It is too soon to say what impact the Nigerian militant group Boko Haram’s pledge of allegiance to the Islamic State (IS) will have on the ground, apart from enhancing the former’s “brand value”. For now, the threat Boko Haram poses pertains to Africa’s most populous state and its neighbours. It still stretches the imagination to envision a bridging of the geographic distance between its theatre of operations and that of the IS. The announcement didn’t come as a surprise, since Boko Haram had made its intentions clear last year when it declared a caliphate. In fact, the pledge comes against the backdrop of reversals suffered by the group from the militaries of Nigeria, Niger, Chad and Cameroon.

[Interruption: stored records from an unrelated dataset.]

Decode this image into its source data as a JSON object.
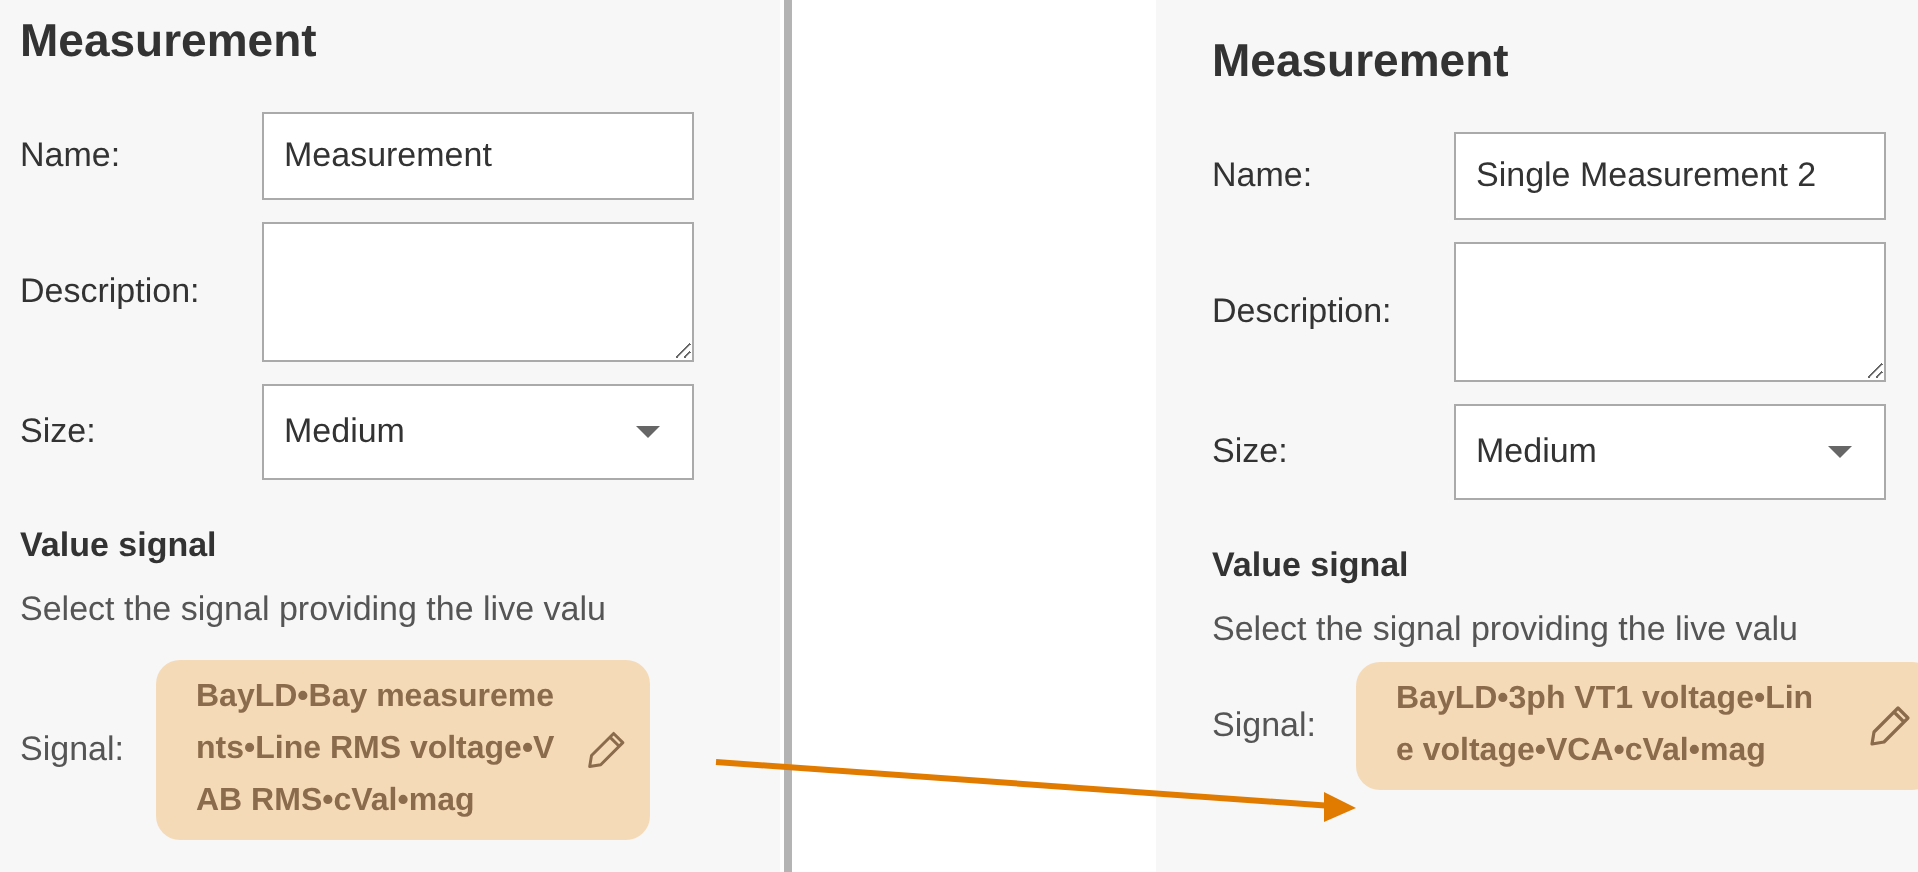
{
  "panels": [
    {
      "title": "Measurement",
      "fields": [
        {
          "label": "Name:",
          "kind": "text",
          "value": "Measurement"
        },
        {
          "label": "Description:",
          "kind": "textarea"
        },
        {
          "label": "Size:",
          "kind": "select",
          "value": "Medium"
        }
      ],
      "section_title": "Value signal",
      "section_description": "Select the signal providing the live valu",
      "signal_label": "Signal:",
      "signal_value": "BayLD•Bay measurements•Line RMS voltage•VAB RMS•cVal•mag"
    },
    {
      "title": "Measurement",
      "fields": [
        {
          "label": "Name:",
          "kind": "text",
          "value": "Single Measurement 2"
        },
        {
          "label": "Description:",
          "kind": "textarea"
        },
        {
          "label": "Size:",
          "kind": "select",
          "value": "Medium"
        }
      ],
      "section_title": "Value signal",
      "section_description": "Select the signal providing the live valu",
      "signal_label": "Signal:",
      "signal_value": "BayLD•3ph VT1 voltage•Line voltage•VCA•cVal•mag"
    }
  ]
}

The coming together, however, could be significant for the IS, whose momentum in Iraq and Syria has stalled, compelling the group to look at international expansion. Its efforts to lure Sinai-based Islamists and exploit the conflict in Libya to multiply its ranks there could get a boost from the propaganda value. Unlike terrorist outfits like al-Qaeda — which don’t administer territories — the IS, by its self-definition as a caliphate, needs to control territory to enjoy authority. Expansion is intrinsic to its existence. At the same time, its ideology prevents it from acting strategically by compelling it to fight on all fronts. Its massacre of 21 Egyptian Coptics in Libya last month provoked Egypt to launch air strikes.

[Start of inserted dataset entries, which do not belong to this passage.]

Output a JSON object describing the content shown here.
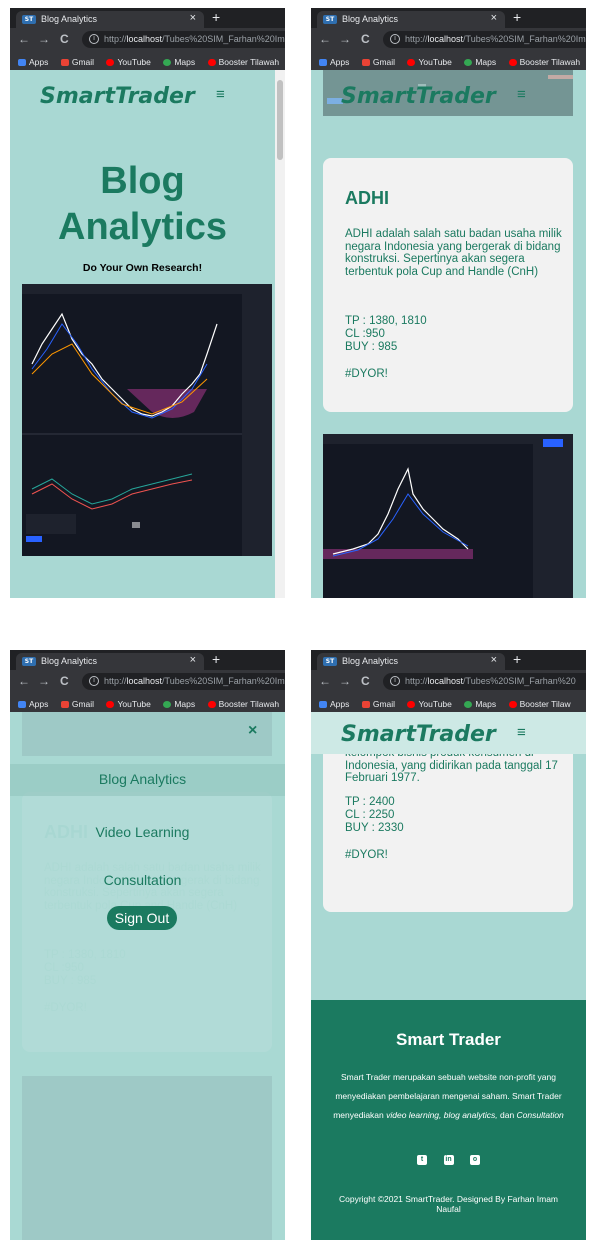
{
  "browser": {
    "tab_favicon": "ST",
    "tab_title": "Blog Analytics",
    "tab_close": "×",
    "new_tab": "+",
    "back": "←",
    "forward": "→",
    "reload": "C",
    "url_scheme": "http://",
    "url_host": "localhost",
    "url_path_a": "/Tubes%20SIM_Farhan%20Im",
    "url_path_b": "/Tubes%20SIM_Farhan%20",
    "bookmarks": [
      "Apps",
      "Gmail",
      "YouTube",
      "Maps",
      "Booster Tilawah"
    ],
    "bookmarks_p4": [
      "Apps",
      "Gmail",
      "YouTube",
      "Maps",
      "Booster Tilaw"
    ]
  },
  "header": {
    "brand": "SmartTrader",
    "menu_icon": "≡"
  },
  "hero": {
    "title_line1": "Blog",
    "title_line2": "Analytics",
    "tagline": "Do Your Own Research!"
  },
  "post_adhi": {
    "title": "ADHI",
    "description": "ADHI adalah salah satu badan usaha milik negara Indonesia yang bergerak di bidang konstruksi. Sepertinya akan segera terbentuk pola Cup and Handle (CnH)",
    "tp": "TP : 1380, 1810",
    "cl": "CL :950",
    "buy": "BUY : 985",
    "hashtag": "#DYOR!"
  },
  "post_myor": {
    "description": "PT Mayora Indah Tbk atau Mayora Indah serta Mayora Group adalah salah satu kelompok bisnis produk konsumen di Indonesia, yang didirikan pada tanggal 17 Februari 1977.",
    "tp": "TP : 2400",
    "cl": "CL : 2250",
    "buy": "BUY : 2330",
    "hashtag": "#DYOR!"
  },
  "mobile_menu": {
    "close": "×",
    "items": [
      "Blog Analytics",
      "Video Learning",
      "Consultation"
    ],
    "sign_out": "Sign Out"
  },
  "footer": {
    "title": "Smart Trader",
    "desc_line1": "Smart Trader merupakan sebuah website non-profit yang",
    "desc_line2": "menyediakan pembelajaran mengenai saham. Smart Trader",
    "desc_line3a": "menyediakan ",
    "desc_line3b": "video learning, blog analytics,",
    "desc_line3c": " dan ",
    "desc_line3d": "Consultation",
    "social": [
      "twitter-icon",
      "linkedin-icon",
      "instagram-icon"
    ],
    "copyright_line1": "Copyright ©2021 SmartTrader. Designed By Farhan Imam",
    "copyright_line2": "Naufal"
  },
  "colors": {
    "brand_green": "#1b7a60",
    "page_bg": "#a9d8d3",
    "card_bg": "#f2f2f2",
    "chart_bg": "#131722",
    "chrome_dark": "#202124"
  }
}
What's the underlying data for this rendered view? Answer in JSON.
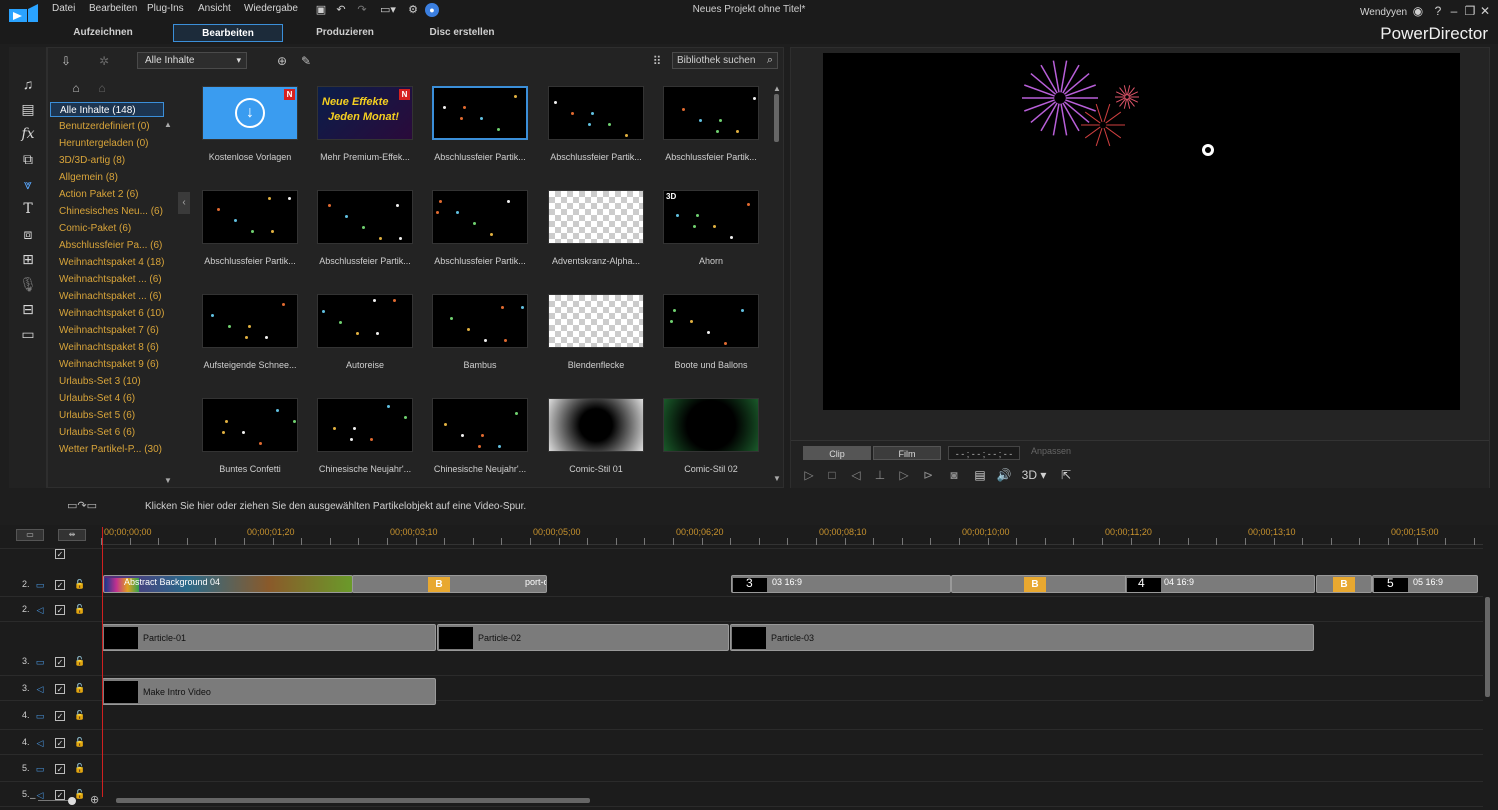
{
  "menu": [
    "Datei",
    "Bearbeiten",
    "Plug-Ins",
    "Ansicht",
    "Wiedergabe"
  ],
  "window_title": "Neues Projekt ohne Titel*",
  "user": "Wendyyen",
  "mode_tabs": [
    "Aufzeichnen",
    "Bearbeiten",
    "Produzieren",
    "Disc erstellen"
  ],
  "brand": "PowerDirector",
  "library": {
    "filter_value": "Alle Inhalte",
    "search_placeholder": "Bibliothek suchen",
    "categories": [
      "Alle Inhalte (148)",
      "Benutzerdefiniert  (0)",
      "Heruntergeladen  (0)",
      "3D/3D-artig  (8)",
      "Allgemein  (8)",
      "Action Paket 2  (6)",
      "Chinesisches Neu...  (6)",
      "Comic-Paket  (6)",
      "Abschlussfeier Pa...  (6)",
      "Weihnachtspaket 4  (18)",
      "Weihnachtspaket ...  (6)",
      "Weihnachtspaket ...  (6)",
      "Weihnachtspaket 6  (10)",
      "Weihnachtspaket 7  (6)",
      "Weihnachtspaket 8  (6)",
      "Weihnachtspaket 9  (6)",
      "Urlaubs-Set 3  (10)",
      "Urlaubs-Set 4  (6)",
      "Urlaubs-Set 5  (6)",
      "Urlaubs-Set 6  (6)",
      "Wetter Partikel-P...  (30)"
    ],
    "items": [
      {
        "label": "Kostenlose Vorlagen",
        "badge": "N"
      },
      {
        "label": "Mehr Premium-Effek...",
        "badge": "N",
        "overlay_line1": "Neue Effekte",
        "overlay_line2": "Jeden Monat!"
      },
      {
        "label": "Abschlussfeier Partik..."
      },
      {
        "label": "Abschlussfeier Partik..."
      },
      {
        "label": "Abschlussfeier Partik..."
      },
      {
        "label": "Abschlussfeier Partik..."
      },
      {
        "label": "Abschlussfeier Partik..."
      },
      {
        "label": "Abschlussfeier Partik..."
      },
      {
        "label": "Adventskranz-Alpha..."
      },
      {
        "label": "Ahorn",
        "badge3d": "3D"
      },
      {
        "label": "Aufsteigende Schnee..."
      },
      {
        "label": "Autoreise"
      },
      {
        "label": "Bambus"
      },
      {
        "label": "Blendenflecke"
      },
      {
        "label": "Boote und Ballons"
      },
      {
        "label": "Buntes Confetti"
      },
      {
        "label": "Chinesische Neujahr'..."
      },
      {
        "label": "Chinesische Neujahr'..."
      },
      {
        "label": "Comic-Stil 01"
      },
      {
        "label": "Comic-Stil 02"
      }
    ]
  },
  "preview": {
    "clip_label": "Clip",
    "film_label": "Film",
    "timecode": "- - ; - - ; - - ; - -",
    "fit_label": "Anpassen",
    "mode_3d": "3D"
  },
  "hint": "Klicken Sie hier oder ziehen Sie den ausgewählten Partikelobjekt auf eine Video-Spur.",
  "timeline": {
    "ruler": [
      "00;00;00;00",
      "00;00;01;20",
      "00;00;03;10",
      "00;00;05;00",
      "00;00;06;20",
      "00;00;08;10",
      "00;00;10;00",
      "00;00;11;20",
      "00;00;13;10",
      "00;00;15;00"
    ],
    "tracks": [
      {
        "num": "2.",
        "type": "video"
      },
      {
        "num": "2.",
        "type": "audio"
      },
      {
        "num": "3.",
        "type": "video"
      },
      {
        "num": "3.",
        "type": "audio"
      },
      {
        "num": "4.",
        "type": "video"
      },
      {
        "num": "4.",
        "type": "audio"
      },
      {
        "num": "5.",
        "type": "video"
      },
      {
        "num": "5.",
        "type": "audio"
      }
    ],
    "main_clips": {
      "c1": "Abstract Background 04",
      "c2": "port-c",
      "c3_num": "3",
      "c3_label": "03 16:9",
      "c4_num": "4",
      "c4_label": "04 16:9",
      "c5_num": "5",
      "c5_label": "05 16:9"
    },
    "particle_clips": [
      "Particle-01",
      "Particle-02",
      "Particle-03"
    ],
    "title_clip": "Make Intro Video"
  },
  "colors": {
    "accent": "#3b8fd9",
    "category_text": "#d8a43a",
    "playhead": "#d02020",
    "badge": "#d62020"
  }
}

African Islamist outfits are divided between local goals and wider alliances. But together, or at odds with each other, they can extend the “arc of instability” in northern Africa. There’s concern about the trans-Saharan smuggling routes supplying Boko Haram with ammunition. Nigeria itself sits on the sectarian faultline between Christianity and Islam in Africa. If Boko Haram’s pledge is more than propaganda, regional governments may soon need international military assistance.